So last year, when Nolan visited India for an event dedicated to film preservation, I found myself in the audience. There were countless fans like me surrounding him, desperate to get his attention. In those celebratory moments, I saw myself as a part of a common feeling that tied every person present inside those auditoriums as one. Even though I got to ask him a question, I didn’t get to meet Nolan. Not the way I had imagined, returning home with the posters of his film and the disc of his first film, unsigned.
It’s funny how I’d always dreamt about meeting my idol, but I’d never really thought about what I’d actually say when I really did.
It’s been two years since that encounter. I live in Mumbai now, the same city where he is currently shooting Tenet, his next film with Robert Pattinson, Dimple Kapadia, and John David Washington. And there was no way I’d let this opportunity pass. But what if I am met with disappointment again? I was reluctant until a friend convinced me that it was probably my only chance to have my personalised Nolan moment. I clung to the idea like a hopeless addict.
So last Saturday, we travelled to Colaba to watch the shoot. As we got off the taxi in front of Regal cinema while being semi-engrossed in banal banter, I glanced across and saw a man in a blue shirt and black trousers walking toward us from across the street. It took me not more than a fraction of a second to realise that this man is no one but Nolan himself.

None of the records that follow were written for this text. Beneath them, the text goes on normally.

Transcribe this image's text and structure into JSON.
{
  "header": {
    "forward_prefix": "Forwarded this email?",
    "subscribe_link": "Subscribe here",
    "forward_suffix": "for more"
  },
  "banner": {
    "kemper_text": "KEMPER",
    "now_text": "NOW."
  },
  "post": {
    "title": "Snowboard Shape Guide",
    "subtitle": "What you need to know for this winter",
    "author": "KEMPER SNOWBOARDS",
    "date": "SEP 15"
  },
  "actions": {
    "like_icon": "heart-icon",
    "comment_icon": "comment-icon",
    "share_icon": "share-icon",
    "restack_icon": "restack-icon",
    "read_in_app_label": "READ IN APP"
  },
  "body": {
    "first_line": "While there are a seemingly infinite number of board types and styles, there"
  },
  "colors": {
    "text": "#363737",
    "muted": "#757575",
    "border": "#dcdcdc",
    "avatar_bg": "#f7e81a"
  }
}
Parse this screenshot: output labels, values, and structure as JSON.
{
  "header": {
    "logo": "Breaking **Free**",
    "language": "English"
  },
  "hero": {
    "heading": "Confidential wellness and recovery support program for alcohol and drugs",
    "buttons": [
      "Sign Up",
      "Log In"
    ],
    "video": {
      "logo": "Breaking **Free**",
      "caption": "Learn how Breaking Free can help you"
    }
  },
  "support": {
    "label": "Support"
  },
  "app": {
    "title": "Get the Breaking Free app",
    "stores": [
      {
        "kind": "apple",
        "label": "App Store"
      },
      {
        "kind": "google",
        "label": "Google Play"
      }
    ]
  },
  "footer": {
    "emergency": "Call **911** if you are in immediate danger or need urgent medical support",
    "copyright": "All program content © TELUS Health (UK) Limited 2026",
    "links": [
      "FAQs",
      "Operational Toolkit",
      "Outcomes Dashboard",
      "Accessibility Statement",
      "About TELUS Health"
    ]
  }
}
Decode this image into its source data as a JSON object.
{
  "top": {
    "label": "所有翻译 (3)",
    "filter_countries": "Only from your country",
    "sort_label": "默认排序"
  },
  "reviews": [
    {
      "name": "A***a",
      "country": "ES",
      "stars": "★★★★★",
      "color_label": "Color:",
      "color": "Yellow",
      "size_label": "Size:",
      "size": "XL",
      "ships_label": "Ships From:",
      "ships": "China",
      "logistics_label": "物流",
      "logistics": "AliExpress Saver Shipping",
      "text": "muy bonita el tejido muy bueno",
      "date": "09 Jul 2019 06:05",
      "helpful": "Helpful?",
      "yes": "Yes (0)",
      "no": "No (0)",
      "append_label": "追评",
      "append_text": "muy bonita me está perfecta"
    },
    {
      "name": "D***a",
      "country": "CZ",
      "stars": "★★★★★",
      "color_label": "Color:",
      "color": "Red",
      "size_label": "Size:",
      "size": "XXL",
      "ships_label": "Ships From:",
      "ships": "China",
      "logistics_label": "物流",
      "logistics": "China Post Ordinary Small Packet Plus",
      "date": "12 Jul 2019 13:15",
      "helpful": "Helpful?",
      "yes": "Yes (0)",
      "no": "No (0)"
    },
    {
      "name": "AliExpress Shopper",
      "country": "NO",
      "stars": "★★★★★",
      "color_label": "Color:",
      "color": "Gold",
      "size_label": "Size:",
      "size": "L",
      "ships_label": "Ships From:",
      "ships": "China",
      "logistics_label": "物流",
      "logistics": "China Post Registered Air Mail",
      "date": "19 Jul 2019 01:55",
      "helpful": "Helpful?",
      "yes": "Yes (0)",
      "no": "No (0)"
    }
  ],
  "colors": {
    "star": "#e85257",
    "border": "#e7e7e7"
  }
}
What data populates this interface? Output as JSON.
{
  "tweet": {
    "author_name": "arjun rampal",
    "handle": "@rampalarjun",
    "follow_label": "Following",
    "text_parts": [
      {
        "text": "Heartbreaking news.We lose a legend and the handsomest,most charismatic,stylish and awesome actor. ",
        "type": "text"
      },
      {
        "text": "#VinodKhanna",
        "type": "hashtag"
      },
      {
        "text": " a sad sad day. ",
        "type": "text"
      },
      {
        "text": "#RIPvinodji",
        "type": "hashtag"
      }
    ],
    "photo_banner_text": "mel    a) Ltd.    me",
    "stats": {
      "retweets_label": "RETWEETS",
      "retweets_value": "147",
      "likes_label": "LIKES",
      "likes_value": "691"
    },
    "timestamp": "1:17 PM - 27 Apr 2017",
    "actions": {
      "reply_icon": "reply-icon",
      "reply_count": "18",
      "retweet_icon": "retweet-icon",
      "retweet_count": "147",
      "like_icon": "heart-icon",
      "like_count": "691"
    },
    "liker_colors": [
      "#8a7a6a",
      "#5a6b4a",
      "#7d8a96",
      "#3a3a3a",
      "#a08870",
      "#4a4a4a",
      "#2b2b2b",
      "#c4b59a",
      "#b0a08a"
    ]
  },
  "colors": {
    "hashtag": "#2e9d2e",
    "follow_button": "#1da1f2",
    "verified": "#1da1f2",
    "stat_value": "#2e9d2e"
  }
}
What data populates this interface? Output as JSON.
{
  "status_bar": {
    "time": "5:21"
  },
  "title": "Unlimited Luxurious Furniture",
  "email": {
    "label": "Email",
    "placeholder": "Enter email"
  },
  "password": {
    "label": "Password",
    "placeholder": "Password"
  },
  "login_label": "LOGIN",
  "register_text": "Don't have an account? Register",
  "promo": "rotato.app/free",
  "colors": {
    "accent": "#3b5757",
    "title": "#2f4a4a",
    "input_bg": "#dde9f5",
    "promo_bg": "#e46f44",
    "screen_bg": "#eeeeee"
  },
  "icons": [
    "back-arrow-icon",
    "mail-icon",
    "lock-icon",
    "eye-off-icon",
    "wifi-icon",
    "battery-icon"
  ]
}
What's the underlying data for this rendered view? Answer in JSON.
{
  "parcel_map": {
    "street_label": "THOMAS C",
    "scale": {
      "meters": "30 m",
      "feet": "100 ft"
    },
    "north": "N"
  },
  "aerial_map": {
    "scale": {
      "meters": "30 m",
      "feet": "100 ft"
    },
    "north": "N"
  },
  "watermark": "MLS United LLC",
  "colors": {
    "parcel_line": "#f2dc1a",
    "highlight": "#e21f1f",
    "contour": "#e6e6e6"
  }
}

Not wasting a second, we approached him. I fumbled when I tried requesting him for a picture but somehow managed to catch his attention. Nolan, the man who meant so much to my life, stopped in front of me and asked “Yes?” I froze. It’s funny how I’d always dreamt about meeting my idol, but I’d never really thought about what I’d actually say when I really did. I guess, I’d assumed that meeting Nolan would always remain outside my reach. But here I was.
In the next few seconds, I gathered myself and introduced myself to him. I told him how much I have admired his work and how I have travelled thousands of kilometres to see his films in the format he intended them to be seen. I spoke and he listened earnestly. And then when we were talking about whether there were any working film projectors in the country, he caught me off-guard by asking, “Would you like to take a photograph?” That moment felt surreal.
As I was trying to process this miracle, I realised that we were standing opposite Regal, an age-old cinema hall that is in danger of being demolished. It’s perhaps fitting that it is in this backdrop that I talked to Nolan about preserving the traditions of cinema. When I think about it, the strangest thing is that now that this dream of mine is real, the memories of this reality feels like a dream again. I guess I should spin my totem, just to be sure.